*** Opening Provided information ***

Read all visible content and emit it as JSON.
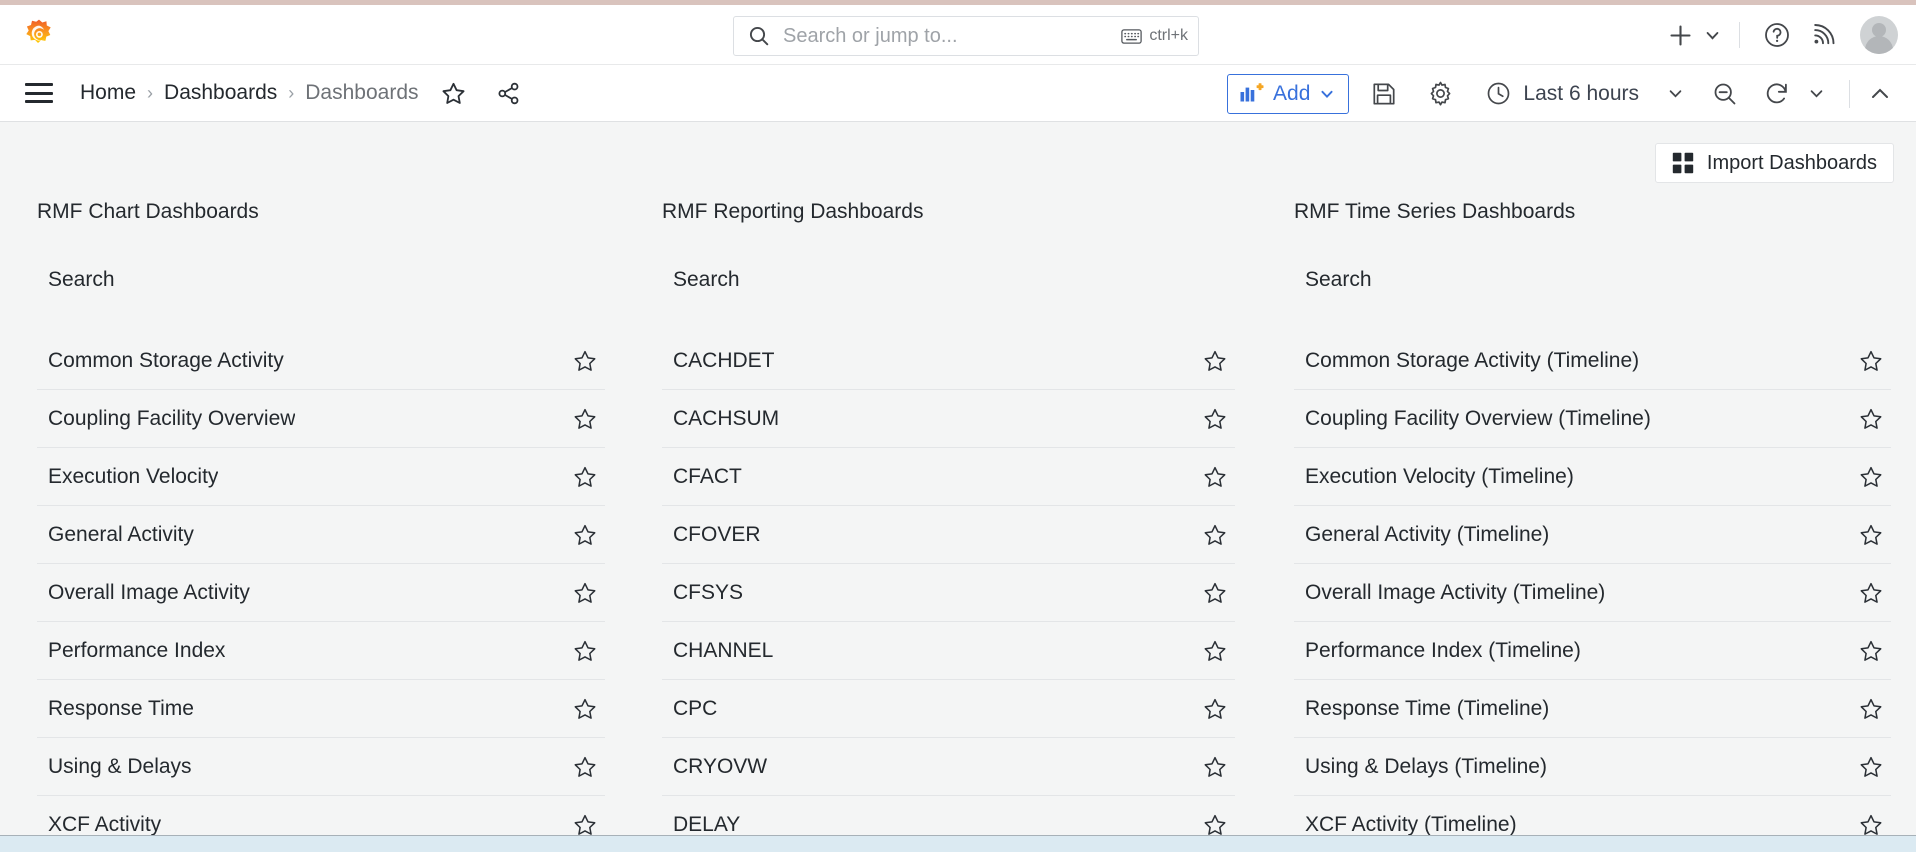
{
  "brand": {
    "logo_icon": "grafana-logo-icon"
  },
  "search": {
    "icon": "search-icon",
    "placeholder": "Search or jump to...",
    "value": "",
    "shortcut_icon": "keyboard-icon",
    "shortcut_label": "ctrl+k"
  },
  "topbar_right": {
    "add_icon": "plus-icon",
    "add_caret_icon": "chevron-down-icon",
    "help_icon": "help-circle-icon",
    "news_icon": "rss-icon",
    "avatar_icon": "user-avatar"
  },
  "nav": {
    "menu_icon": "hamburger-menu-icon",
    "breadcrumb": [
      {
        "label": "Home",
        "current": false
      },
      {
        "label": "Dashboards",
        "current": false
      },
      {
        "label": "Dashboards",
        "current": true
      }
    ],
    "separator": "›",
    "star_icon": "star-outline-icon",
    "share_icon": "share-nodes-icon"
  },
  "toolbar": {
    "add_label": "Add",
    "add_icon": "add-panel-icon",
    "add_caret_icon": "chevron-down-icon",
    "save_icon": "save-disk-icon",
    "settings_icon": "gear-icon",
    "time_icon": "clock-icon",
    "time_range": "Last 6 hours",
    "time_caret_icon": "chevron-down-icon",
    "zoom_out_icon": "zoom-out-icon",
    "refresh_icon": "refresh-icon",
    "refresh_caret_icon": "chevron-down-icon",
    "collapse_icon": "chevron-up-icon",
    "accent_color": "#3871dc"
  },
  "main": {
    "import_button": {
      "label": "Import Dashboards",
      "icon": "apps-grid-icon"
    },
    "panels": [
      {
        "title": "RMF Chart Dashboards",
        "search_label": "Search",
        "star_icon": "star-outline-icon",
        "items": [
          "Common Storage Activity",
          "Coupling Facility Overview",
          "Execution Velocity",
          "General Activity",
          "Overall Image Activity",
          "Performance Index",
          "Response Time",
          "Using & Delays",
          "XCF Activity"
        ]
      },
      {
        "title": "RMF Reporting Dashboards",
        "search_label": "Search",
        "star_icon": "star-outline-icon",
        "items": [
          "CACHDET",
          "CACHSUM",
          "CFACT",
          "CFOVER",
          "CFSYS",
          "CHANNEL",
          "CPC",
          "CRYOVW",
          "DELAY"
        ]
      },
      {
        "title": "RMF Time Series Dashboards",
        "search_label": "Search",
        "star_icon": "star-outline-icon",
        "items": [
          "Common Storage Activity (Timeline)",
          "Coupling Facility Overview (Timeline)",
          "Execution Velocity (Timeline)",
          "General Activity (Timeline)",
          "Overall Image Activity (Timeline)",
          "Performance Index (Timeline)",
          "Response Time (Timeline)",
          "Using & Delays (Timeline)",
          "XCF Activity (Timeline)"
        ]
      }
    ]
  },
  "scrollbar": {
    "orientation": "horizontal"
  },
  "colors": {
    "accent_blue": "#3871dc",
    "page_bg": "#f4f5f5",
    "panel_bg": "#ffffff",
    "text": "#24292e",
    "muted_text": "#6e7277",
    "divider": "#e3e5e7",
    "top_strip": "#d9c3bd"
  }
}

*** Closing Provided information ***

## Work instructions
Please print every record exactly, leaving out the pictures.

## Output
Read all visible content and emit it as JSON.
{
  "brand": {
    "logo_icon": "grafana-logo-icon"
  },
  "search": {
    "icon": "search-icon",
    "placeholder": "Search or jump to...",
    "value": "",
    "shortcut_icon": "keyboard-icon",
    "shortcut_label": "ctrl+k"
  },
  "topbar_right": {
    "add_icon": "plus-icon",
    "add_caret_icon": "chevron-down-icon",
    "help_icon": "help-circle-icon",
    "news_icon": "rss-icon",
    "avatar_icon": "user-avatar"
  },
  "nav": {
    "menu_icon": "hamburger-menu-icon",
    "breadcrumb": [
      {
        "label": "Home",
        "current": false
      },
      {
        "label": "Dashboards",
        "current": false
      },
      {
        "label": "Dashboards",
        "current": true
      }
    ],
    "separator": "›",
    "star_icon": "star-outline-icon",
    "share_icon": "share-nodes-icon"
  },
  "toolbar": {
    "add_label": "Add",
    "add_icon": "add-panel-icon",
    "add_caret_icon": "chevron-down-icon",
    "save_icon": "save-disk-icon",
    "settings_icon": "gear-icon",
    "time_icon": "clock-icon",
    "time_range": "Last 6 hours",
    "time_caret_icon": "chevron-down-icon",
    "zoom_out_icon": "zoom-out-icon",
    "refresh_icon": "refresh-icon",
    "refresh_caret_icon": "chevron-down-icon",
    "collapse_icon": "chevron-up-icon",
    "accent_color": "#3871dc"
  },
  "main": {
    "import_button": {
      "label": "Import Dashboards",
      "icon": "apps-grid-icon"
    },
    "panels": [
      {
        "title": "RMF Chart Dashboards",
        "search_label": "Search",
        "star_icon": "star-outline-icon",
        "items": [
          "Common Storage Activity",
          "Coupling Facility Overview",
          "Execution Velocity",
          "General Activity",
          "Overall Image Activity",
          "Performance Index",
          "Response Time",
          "Using & Delays",
          "XCF Activity"
        ]
      },
      {
        "title": "RMF Reporting Dashboards",
        "search_label": "Search",
        "star_icon": "star-outline-icon",
        "items": [
          "CACHDET",
          "CACHSUM",
          "CFACT",
          "CFOVER",
          "CFSYS",
          "CHANNEL",
          "CPC",
          "CRYOVW",
          "DELAY"
        ]
      },
      {
        "title": "RMF Time Series Dashboards",
        "search_label": "Search",
        "star_icon": "star-outline-icon",
        "items": [
          "Common Storage Activity (Timeline)",
          "Coupling Facility Overview (Timeline)",
          "Execution Velocity (Timeline)",
          "General Activity (Timeline)",
          "Overall Image Activity (Timeline)",
          "Performance Index (Timeline)",
          "Response Time (Timeline)",
          "Using & Delays (Timeline)",
          "XCF Activity (Timeline)"
        ]
      }
    ]
  },
  "scrollbar": {
    "orientation": "horizontal"
  },
  "colors": {
    "accent_blue": "#3871dc",
    "page_bg": "#f4f5f5",
    "panel_bg": "#ffffff",
    "text": "#24292e",
    "muted_text": "#6e7277",
    "divider": "#e3e5e7",
    "top_strip": "#d9c3bd"
  }
}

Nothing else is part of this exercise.